Two Scientists Win High-risk High-reward Grants for Research Programs

Anne-Ruxandra Carvunis and Caroline Runyan headshots

Anne-Ruxandra Carvunis, assistant professor of computational and systems biology in the School of Medicine, and Caroline Runyan, assistant professor of neuroscience in the Dietrich School of Arts and Sciences, have won NIH Director’s Awards for pursuing major opportunities and gaps in biomedical research that require trans-NIH collaboration to succeed.

Carvunis’ research focuses on addressing questions about the uniqueness of different plant, fungi and animal species. These questions include how new genes can emerge without having parent genes, how networks of interacting molecules form and change within cells and how these networks differ across species.

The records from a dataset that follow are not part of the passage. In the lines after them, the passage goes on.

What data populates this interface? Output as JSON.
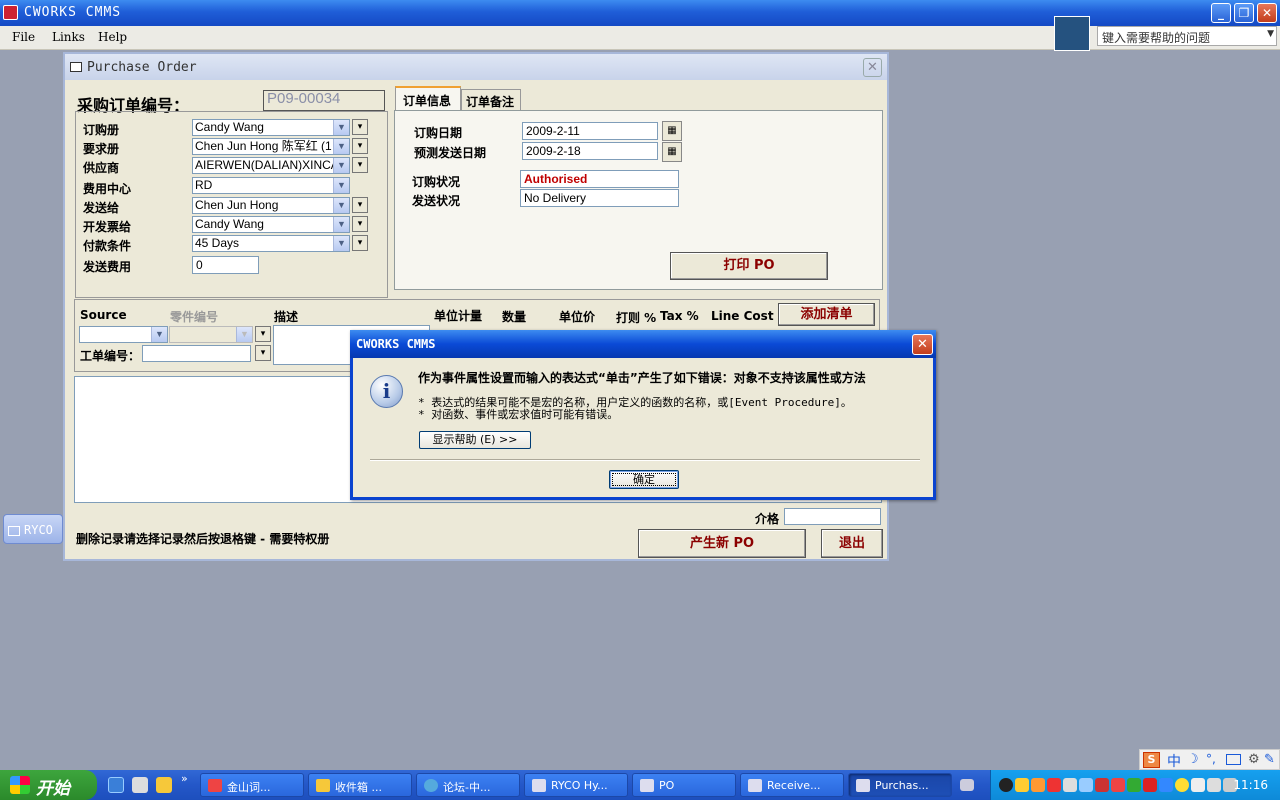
{
  "app": {
    "title": "CWORKS CMMS",
    "menus": [
      "File",
      "Links",
      "Help"
    ],
    "help_placeholder": "键入需要帮助的问题"
  },
  "side_item": {
    "label": "RYCO"
  },
  "po_window": {
    "title": "Purchase Order",
    "order_no_label": "采购订单编号：",
    "order_no": "P09-00034",
    "fields": [
      {
        "label": "订购册",
        "value": "Candy Wang"
      },
      {
        "label": "要求册",
        "value": "Chen Jun Hong 陈军红 (1"
      },
      {
        "label": "供应商",
        "value": "AIERWEN(DALIAN)XINCA"
      },
      {
        "label": "费用中心",
        "value": "RD"
      },
      {
        "label": "发送给",
        "value": "Chen Jun Hong"
      },
      {
        "label": "开发票给",
        "value": "Candy Wang"
      },
      {
        "label": "付款条件",
        "value": "45 Days"
      }
    ],
    "shipping_cost_label": "发送费用",
    "shipping_cost": "0",
    "tabs": [
      "订单信息",
      "订单备注"
    ],
    "order_date_label": "订购日期",
    "order_date": "2009-2-11",
    "expected_date_label": "预测发送日期",
    "expected_date": "2009-2-18",
    "order_status_label": "订购状况",
    "order_status": "Authorised",
    "delivery_status_label": "发送状况",
    "delivery_status": "No Delivery",
    "print_button": "打印 PO",
    "line_headers": {
      "source": "Source",
      "part_no": "零件编号",
      "description": "描述",
      "unit": "单位计量",
      "qty": "数量",
      "unit_price": "单位价",
      "discount": "打则 %",
      "tax": "Tax %",
      "line_cost": "Line Cost"
    },
    "add_line_button": "添加清单",
    "work_order_label": "工单编号：",
    "price_label": "介格",
    "delete_hint": "删除记录请选择记录然后按退格键 - 需要特权册",
    "new_po_button": "产生新 PO",
    "exit_button": "退出"
  },
  "dialog": {
    "title": "CWORKS CMMS",
    "message": "作为事件属性设置而输入的表达式“单击”产生了如下错误：对象不支持该属性或方法",
    "detail_1": "* 表达式的结果可能不是宏的名称，用户定义的函数的名称，或[Event Procedure]。",
    "detail_2": "* 对函数、事件或宏求值时可能有错误。",
    "help_button": "显示帮助 (E) >>",
    "ok_button": "确定"
  },
  "taskbar": {
    "start": "开始",
    "buttons": [
      "金山词...",
      "收件箱 ...",
      "论坛-中...",
      "RYCO Hy...",
      "PO",
      "Receive...",
      "Purchas..."
    ],
    "clock": "11:16"
  },
  "ime": {
    "label": "中"
  }
}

Runyan’s work looks at the brain’s ability to flexibly control perception and behavior in different situations. Specifically, she images and manipulates cells and circuits to learn how the brain is able to shift gears quickly, as well as how it processes different types of sensory information depending on behavioral context.

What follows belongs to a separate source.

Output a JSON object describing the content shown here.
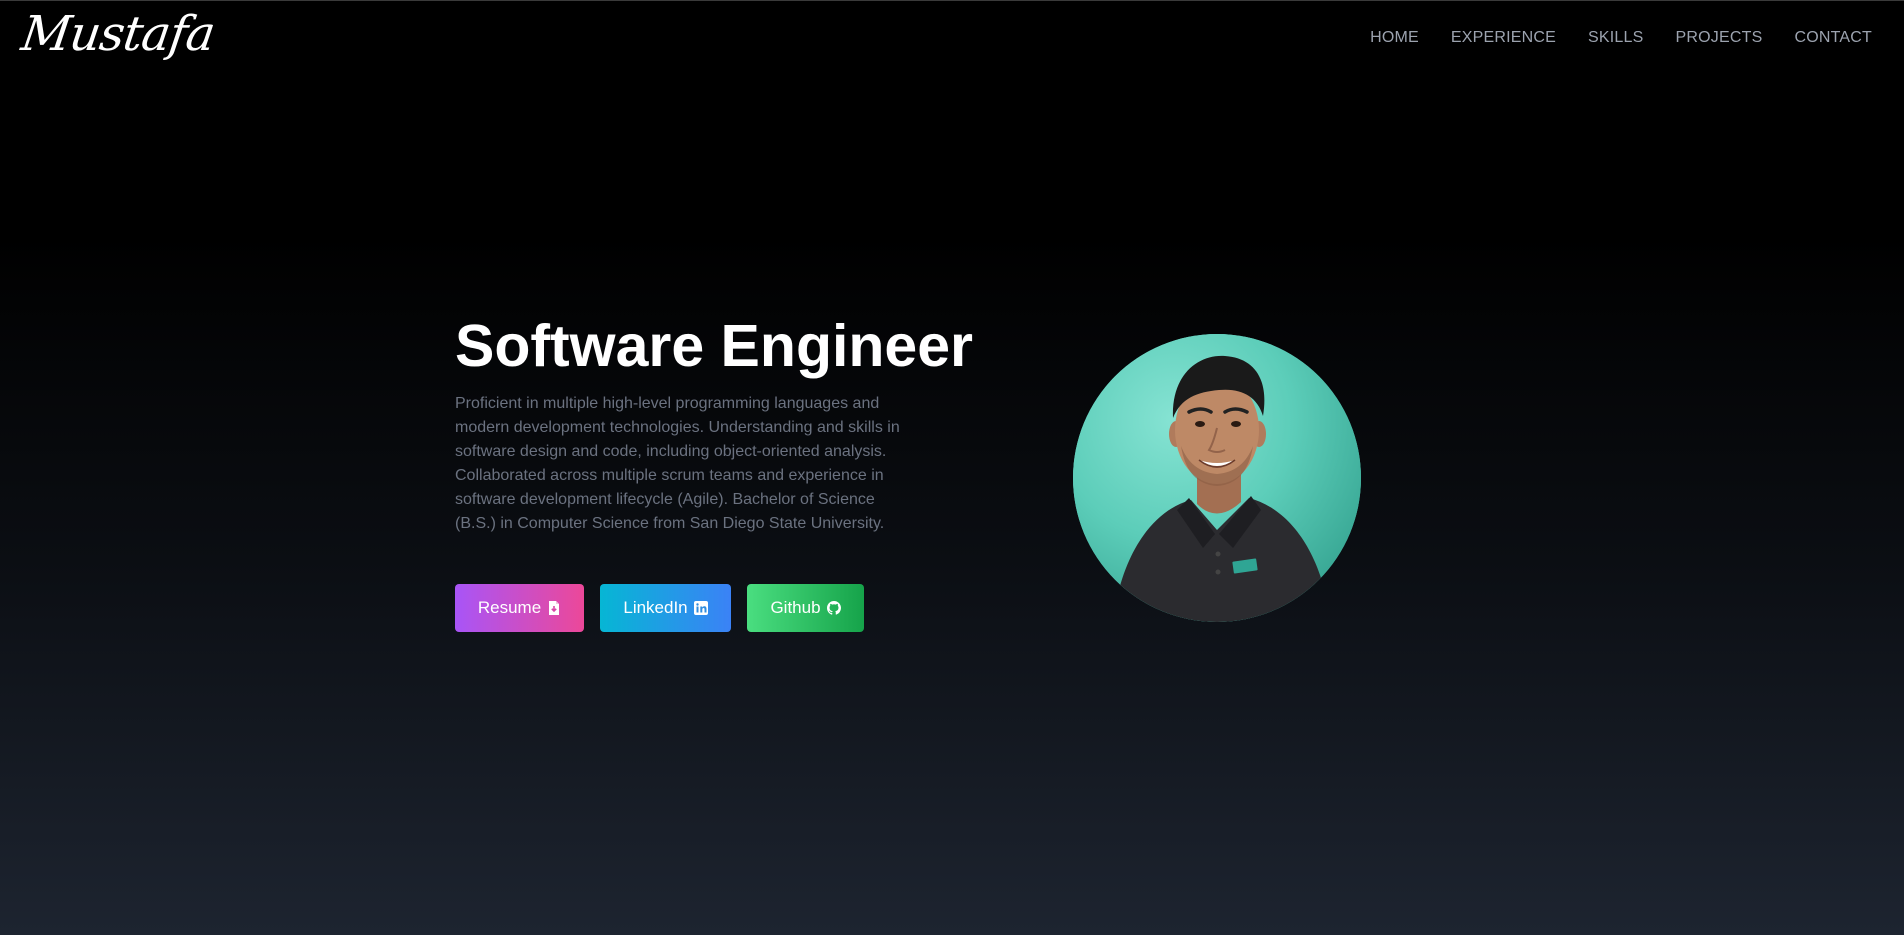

Carvunis and Runyan both won New Innovator Awards. Part of the High-Risk High-Reward Research Program, these honorees are early stage investigators within 10 years of doctoral or postgraduate training who propose innovative, high-impact projects in the biomedical, behavioral or social sciences.